State Representative Antonio Cabral urged Governor Deval Patrick’s administration yesterday to write the schooner Ernestina, in dry dock in New Bedford, into the state’s five-year capital plan after blaming former governor Mitt Romney for letting the historic vessel fall into disrepair.
“The previous administration kept trying to convince us that the Ernestina would be able to be repaired and maintained through some magic of private industry. I don’t think that’s possible,’’ Cabral, a New Bedford Democrat who is running for mayor of that city, told the state Energy and Environmental Affairs secretary, Richard Sullivan, at a committee hearing.
The Ernestina was built in 1894 at the James and Tarr Shipyard for the Gloucester fishing fleet. According to the schooner’s website, the boat sailed to within 600 miles of the North Pole and later brought immigrants to the United States. It was returned to the United States in 1982 as a gift from Cape Verde and sailed as a tour boat until 2005 when delayed repairs rendered it unable to sail.
“I think this needs to be part of the capital plan of [the Department of Conservation and Recreation]. I don’t see any other way around it,’’ said Cabral, the chairman of the House Committee on Bonding.
Sullivan told Cabral that after investing $140,000 to put the schooner in dry dock, the administration was expecting a report shortly on the estimated cost of needed repairs to return the boat to water. The secretary said the administration was also in conversations with Mayor Scott Lang of New Bedford and the operators of the Mystic Seaport in Connecticut about getting the schooner into a curator program or finding a nonprofit to operate it.
“It is not lost on us the importance of this to you,’’ Sullivan said. “There will be a significant investment at some level.’’
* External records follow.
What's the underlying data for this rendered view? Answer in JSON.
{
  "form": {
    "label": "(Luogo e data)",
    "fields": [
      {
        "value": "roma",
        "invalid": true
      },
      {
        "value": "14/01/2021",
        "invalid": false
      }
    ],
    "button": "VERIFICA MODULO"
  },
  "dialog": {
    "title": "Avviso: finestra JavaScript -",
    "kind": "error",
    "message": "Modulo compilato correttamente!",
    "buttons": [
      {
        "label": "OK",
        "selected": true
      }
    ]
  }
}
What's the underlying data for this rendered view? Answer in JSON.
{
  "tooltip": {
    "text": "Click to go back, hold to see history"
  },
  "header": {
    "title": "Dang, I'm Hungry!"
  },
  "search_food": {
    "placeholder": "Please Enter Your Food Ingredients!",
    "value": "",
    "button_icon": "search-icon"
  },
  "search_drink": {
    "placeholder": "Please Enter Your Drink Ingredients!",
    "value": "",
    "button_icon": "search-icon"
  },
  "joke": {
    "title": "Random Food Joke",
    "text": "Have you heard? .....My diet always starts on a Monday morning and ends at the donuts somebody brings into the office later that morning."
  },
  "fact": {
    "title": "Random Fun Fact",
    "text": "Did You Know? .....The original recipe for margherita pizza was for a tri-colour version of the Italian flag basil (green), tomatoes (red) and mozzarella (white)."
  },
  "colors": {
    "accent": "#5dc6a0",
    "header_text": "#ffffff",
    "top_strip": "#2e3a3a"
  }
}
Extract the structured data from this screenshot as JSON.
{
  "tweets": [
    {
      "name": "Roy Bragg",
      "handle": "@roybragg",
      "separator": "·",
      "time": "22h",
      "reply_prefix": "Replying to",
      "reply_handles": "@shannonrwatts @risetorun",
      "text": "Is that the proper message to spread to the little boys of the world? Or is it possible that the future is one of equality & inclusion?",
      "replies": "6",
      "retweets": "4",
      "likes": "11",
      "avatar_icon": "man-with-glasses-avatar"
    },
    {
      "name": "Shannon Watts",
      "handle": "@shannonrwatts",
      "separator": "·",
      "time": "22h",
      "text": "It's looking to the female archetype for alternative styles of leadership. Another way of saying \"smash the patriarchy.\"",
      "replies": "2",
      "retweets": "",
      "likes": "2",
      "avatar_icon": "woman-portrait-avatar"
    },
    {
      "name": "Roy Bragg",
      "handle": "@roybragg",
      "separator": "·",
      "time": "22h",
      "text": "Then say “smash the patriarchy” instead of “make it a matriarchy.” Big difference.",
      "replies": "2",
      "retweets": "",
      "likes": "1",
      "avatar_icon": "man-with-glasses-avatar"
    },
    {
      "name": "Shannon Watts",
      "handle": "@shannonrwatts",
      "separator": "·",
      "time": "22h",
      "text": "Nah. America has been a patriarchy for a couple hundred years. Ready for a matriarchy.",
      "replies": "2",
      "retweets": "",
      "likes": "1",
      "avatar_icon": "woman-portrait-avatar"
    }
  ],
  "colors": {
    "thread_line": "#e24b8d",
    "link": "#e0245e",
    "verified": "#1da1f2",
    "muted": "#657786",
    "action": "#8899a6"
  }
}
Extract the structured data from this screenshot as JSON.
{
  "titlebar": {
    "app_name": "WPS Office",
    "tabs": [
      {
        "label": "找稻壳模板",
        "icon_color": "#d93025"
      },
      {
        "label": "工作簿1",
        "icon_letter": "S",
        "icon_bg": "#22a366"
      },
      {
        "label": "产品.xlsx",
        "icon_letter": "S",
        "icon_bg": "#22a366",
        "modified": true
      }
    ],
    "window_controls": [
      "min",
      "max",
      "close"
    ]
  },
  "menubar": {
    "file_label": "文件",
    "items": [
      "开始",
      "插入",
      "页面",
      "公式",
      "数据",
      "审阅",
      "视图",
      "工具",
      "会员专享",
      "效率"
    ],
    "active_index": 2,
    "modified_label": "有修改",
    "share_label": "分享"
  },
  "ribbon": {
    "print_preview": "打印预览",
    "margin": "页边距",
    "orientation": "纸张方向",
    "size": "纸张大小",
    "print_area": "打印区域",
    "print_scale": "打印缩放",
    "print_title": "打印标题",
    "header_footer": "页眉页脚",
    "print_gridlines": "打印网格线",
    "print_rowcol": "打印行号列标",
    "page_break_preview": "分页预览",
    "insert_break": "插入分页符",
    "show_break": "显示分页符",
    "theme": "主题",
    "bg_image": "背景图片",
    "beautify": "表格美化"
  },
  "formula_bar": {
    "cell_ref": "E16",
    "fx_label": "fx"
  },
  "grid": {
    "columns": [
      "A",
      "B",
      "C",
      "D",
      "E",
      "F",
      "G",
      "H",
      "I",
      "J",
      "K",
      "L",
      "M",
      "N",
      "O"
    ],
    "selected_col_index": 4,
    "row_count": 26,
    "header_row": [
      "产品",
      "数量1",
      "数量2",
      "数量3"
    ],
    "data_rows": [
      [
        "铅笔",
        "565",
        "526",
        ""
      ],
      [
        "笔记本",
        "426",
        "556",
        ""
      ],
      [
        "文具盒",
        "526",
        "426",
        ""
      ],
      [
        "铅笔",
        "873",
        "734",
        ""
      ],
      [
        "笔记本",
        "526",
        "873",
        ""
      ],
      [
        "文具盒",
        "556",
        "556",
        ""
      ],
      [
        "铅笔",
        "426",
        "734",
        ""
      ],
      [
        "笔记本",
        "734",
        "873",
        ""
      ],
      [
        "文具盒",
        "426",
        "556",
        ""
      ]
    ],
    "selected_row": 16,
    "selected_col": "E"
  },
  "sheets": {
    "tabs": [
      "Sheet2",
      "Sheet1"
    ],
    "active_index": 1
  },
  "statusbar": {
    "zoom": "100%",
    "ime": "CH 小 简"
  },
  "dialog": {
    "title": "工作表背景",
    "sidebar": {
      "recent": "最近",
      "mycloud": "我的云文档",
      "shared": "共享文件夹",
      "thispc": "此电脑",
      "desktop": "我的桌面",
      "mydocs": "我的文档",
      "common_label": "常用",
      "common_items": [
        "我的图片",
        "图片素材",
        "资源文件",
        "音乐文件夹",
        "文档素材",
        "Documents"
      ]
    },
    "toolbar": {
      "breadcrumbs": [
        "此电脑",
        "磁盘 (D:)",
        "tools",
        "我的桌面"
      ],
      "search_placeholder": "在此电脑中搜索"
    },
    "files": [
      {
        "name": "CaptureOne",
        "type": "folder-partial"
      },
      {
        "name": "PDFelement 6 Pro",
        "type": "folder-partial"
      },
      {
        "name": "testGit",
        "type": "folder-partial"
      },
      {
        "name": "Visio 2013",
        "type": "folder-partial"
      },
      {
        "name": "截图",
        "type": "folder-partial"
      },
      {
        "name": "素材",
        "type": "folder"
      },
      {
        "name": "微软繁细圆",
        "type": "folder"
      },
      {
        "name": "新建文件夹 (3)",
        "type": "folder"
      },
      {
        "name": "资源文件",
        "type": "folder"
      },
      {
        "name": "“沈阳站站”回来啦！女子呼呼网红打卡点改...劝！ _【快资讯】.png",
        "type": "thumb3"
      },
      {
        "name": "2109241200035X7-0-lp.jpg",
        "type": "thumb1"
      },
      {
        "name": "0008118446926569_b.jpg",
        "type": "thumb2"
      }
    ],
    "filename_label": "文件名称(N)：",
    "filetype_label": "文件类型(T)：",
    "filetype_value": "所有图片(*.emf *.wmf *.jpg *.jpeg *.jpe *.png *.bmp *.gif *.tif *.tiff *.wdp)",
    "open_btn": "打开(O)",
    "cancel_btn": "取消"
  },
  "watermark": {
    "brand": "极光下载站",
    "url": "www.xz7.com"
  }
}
Cabral also asked Sullivan to support legislation that would elevate the Division of Marine Fisheries, currently under the Department of Fish and Game, to department status.
Cabral said he believed Massachusetts, despite its rich fishing heritage, did not pay adequate attention to the promotion of the fishing industry like other states along the Eastern Seaboard. In New Bedford alone, Cabral said, the fishing industry is responsible for $2 billion in economic activity.
“That’s how we grow jobs in Massachusetts, by paying close attention to the companies we have with potential to grow. I think it’s crucial. It’s not an issue that should take two or three years to change,’’ Cabral said.
Cabral wants to create a new Department of Marine Fisheries that would expand the role of the division beyond its focus on regulation, and, like the Department of Agriculture, be able to administer grants to assist fisherman and on-shore processing plants grow business.
“We’d be happy to discuss it,’’ Sullivan said.